In Libya, Truth is the Biggest Ammunition


There is a thin red line between being an intelligence officer and an investigative journalist. 

As an intelligence officer, your job is to travel extensively, gain people's trust in order to extract information, and convince them to do things they wouldn’t normally do. At the same time, you must maintain secrecy and not reveal any details to the public for fear of compromising national security. When it comes time for you to present this information, you must also conduct a risk assessment and provide a forecast of expected patterns. Life is like a jigsaw puzzle and your job is to put all the pieces together.

As an investigative journalist, you don’t convince people to do anything other than tell you their story, to see the world from their eyes. You seek the truth and present it to the public. As a journalist your loyalty isn’t to a flag but to your audience.

I graduated with a degree in international security, majoring in counterterrorism, joined the Australian army reserves, packed my bags, and headed to the Middle East to report.

I work for Free Libya TV, Libya’s first non state-owned channel. It is something I am very proud to be a part of. This is the first time since Muammar Gaddafi took power that the Libyans now have a free and independent voice.

Dodging live ammunition and tear gas in the streets of Cairo in complete darkness — with my camera in one hand and my other hand covering my mouth to avoid the smoke — was an experience I will never forget. Working in the newsroom of Free Libya TV is far calmer than that demonstration, but we have been able to unleash a more powerful weapon; we are now able to broadcast the truth.

Under constant attack by Gaddafi loyalists and members of his regime, journalists have received personal threats and the government has visited our homes. Our broadcasting headquarters has also been subject to numerous sabotage attempts. It is for this reason our location must be kept a complete secret.

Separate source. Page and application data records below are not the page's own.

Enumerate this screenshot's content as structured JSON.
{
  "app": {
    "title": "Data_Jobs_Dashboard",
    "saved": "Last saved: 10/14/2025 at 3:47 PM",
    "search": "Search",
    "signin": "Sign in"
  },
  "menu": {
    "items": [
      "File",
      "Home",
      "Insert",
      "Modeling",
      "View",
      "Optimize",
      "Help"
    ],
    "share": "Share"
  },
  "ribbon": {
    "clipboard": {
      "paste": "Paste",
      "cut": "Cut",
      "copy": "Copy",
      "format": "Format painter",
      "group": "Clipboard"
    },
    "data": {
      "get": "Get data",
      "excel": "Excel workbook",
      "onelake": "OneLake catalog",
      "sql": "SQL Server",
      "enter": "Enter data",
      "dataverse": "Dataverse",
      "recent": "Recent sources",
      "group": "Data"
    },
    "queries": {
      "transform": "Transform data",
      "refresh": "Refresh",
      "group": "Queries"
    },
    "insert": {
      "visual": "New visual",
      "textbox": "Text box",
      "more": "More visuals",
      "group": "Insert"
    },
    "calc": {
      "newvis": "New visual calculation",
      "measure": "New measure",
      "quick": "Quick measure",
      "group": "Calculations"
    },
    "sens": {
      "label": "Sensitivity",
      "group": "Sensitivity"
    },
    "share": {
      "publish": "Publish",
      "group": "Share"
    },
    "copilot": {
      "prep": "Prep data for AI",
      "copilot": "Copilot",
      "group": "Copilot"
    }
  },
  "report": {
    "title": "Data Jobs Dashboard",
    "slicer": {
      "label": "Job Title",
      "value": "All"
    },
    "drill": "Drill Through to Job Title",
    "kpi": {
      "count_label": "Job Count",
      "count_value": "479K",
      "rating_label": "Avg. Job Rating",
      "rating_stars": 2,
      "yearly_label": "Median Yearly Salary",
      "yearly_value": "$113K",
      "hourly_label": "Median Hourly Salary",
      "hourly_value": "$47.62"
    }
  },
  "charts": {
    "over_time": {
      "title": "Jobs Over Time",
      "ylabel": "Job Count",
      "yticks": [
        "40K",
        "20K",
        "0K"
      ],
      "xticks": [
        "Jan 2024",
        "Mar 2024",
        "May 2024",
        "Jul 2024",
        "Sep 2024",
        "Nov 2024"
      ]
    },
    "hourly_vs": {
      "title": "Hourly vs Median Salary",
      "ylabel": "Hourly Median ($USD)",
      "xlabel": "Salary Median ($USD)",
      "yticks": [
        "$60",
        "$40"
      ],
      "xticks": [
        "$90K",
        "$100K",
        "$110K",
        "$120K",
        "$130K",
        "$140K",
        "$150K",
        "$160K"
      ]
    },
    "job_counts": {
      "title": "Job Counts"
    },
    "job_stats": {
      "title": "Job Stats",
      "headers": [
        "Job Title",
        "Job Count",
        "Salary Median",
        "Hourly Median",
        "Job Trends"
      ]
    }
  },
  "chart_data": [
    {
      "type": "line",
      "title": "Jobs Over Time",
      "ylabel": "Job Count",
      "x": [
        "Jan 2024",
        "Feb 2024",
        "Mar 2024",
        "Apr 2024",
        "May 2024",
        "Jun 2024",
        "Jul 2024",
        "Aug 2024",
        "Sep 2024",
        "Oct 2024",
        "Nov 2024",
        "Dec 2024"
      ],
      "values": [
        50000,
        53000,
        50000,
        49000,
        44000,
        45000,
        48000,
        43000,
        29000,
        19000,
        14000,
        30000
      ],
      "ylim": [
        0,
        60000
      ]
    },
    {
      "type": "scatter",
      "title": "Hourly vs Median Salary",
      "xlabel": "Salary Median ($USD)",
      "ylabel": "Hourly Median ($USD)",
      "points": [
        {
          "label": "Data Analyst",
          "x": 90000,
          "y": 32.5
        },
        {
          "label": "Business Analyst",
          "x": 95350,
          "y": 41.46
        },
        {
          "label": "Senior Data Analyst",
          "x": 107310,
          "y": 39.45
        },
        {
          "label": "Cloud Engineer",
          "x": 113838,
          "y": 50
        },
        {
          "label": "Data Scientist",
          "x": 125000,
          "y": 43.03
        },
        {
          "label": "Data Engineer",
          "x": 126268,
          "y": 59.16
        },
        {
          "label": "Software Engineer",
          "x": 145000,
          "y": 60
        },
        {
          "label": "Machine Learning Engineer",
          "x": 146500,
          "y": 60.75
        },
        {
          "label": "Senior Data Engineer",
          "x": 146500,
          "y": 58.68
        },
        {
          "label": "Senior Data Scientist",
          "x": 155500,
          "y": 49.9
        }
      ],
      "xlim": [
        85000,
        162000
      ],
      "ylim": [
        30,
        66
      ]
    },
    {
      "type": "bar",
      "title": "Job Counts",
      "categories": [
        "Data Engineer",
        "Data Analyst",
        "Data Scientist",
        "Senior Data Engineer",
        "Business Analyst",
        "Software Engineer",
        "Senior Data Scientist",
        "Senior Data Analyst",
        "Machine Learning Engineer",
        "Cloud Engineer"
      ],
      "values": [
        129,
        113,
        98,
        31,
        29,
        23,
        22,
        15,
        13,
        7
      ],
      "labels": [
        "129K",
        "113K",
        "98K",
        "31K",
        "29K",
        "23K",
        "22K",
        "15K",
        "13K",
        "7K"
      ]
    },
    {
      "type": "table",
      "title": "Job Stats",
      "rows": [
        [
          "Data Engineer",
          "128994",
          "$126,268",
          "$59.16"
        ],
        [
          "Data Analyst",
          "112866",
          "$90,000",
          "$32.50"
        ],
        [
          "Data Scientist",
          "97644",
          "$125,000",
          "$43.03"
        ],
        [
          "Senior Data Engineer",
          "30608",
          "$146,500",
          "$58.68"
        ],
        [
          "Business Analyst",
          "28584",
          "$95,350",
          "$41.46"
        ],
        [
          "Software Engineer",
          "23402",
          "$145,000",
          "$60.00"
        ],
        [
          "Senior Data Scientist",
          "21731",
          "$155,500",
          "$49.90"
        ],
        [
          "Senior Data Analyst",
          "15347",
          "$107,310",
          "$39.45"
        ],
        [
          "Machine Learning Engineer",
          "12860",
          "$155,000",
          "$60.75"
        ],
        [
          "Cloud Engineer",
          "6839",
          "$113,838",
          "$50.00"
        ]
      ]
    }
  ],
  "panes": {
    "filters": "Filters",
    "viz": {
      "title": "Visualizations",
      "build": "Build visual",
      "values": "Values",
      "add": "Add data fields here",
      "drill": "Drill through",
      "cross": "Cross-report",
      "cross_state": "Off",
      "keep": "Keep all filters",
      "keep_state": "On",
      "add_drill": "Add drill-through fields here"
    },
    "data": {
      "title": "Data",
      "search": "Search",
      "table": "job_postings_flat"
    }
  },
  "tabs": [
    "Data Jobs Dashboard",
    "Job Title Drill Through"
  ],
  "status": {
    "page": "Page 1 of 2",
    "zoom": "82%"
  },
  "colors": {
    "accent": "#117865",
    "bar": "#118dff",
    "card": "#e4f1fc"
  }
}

Although the newsroom is further from the action than the streets of Tripoli or Benghazi, I have directly witnessed the struggle of the Libyan people. Since Tripoli was liberated by the revolutionaries, I have watched Libyans cry and rejoice as their quest for independence is almost complete.

The day when revolutionary forces took over Bab Al Azizya — Gaddafi’s compound — I felt a sense of pride for my work. On August 24, I watched live as young men climbed on top of Gaddafi's iconic sculpture depicting a hand squeezing a U.S. fighter plane to hang the revolutionary flag and claim victory over such a symbol of hate and repression, Gaddafi’s Iron fist. From that day, I knew the fate of Libya is now with the people.

By supporting the plight of the revolutionaries, I have found the harshest critics to come from the West regarding the Libyan cause. I have met with countless people who try to discredit the revolution as nothing more as an "Arab against Arab’"conflict, perpetuated by Western interference.

I have received countless hate mail and comments on Facebook for my support of the Libyan people and my anti-Gaddafi stance. I have been accused of being a bloodthirsty warmonger,

It saddens me as an individual, but also as a journalist, that people abroad are so eager to dismiss Libya’s struggle for freedom. More so, how media are so adamant to continue to call the revolutionaries, “rebels.”

I work with these people every day. I work with individuals who, for the first time in their lives, are putting their heart and soul into something they believe in. 

All the blood, sweat, and tears the Libyan people have shed have not been for a fruitless battle. The countless men who have sacrificed their lives, have done it for the sake of their homeland. Every morning I wake up with a passion for what I do as I know I am playing a role, no matter how small, in freeing Libya.

Photo Credit: Elizabeth Pickworth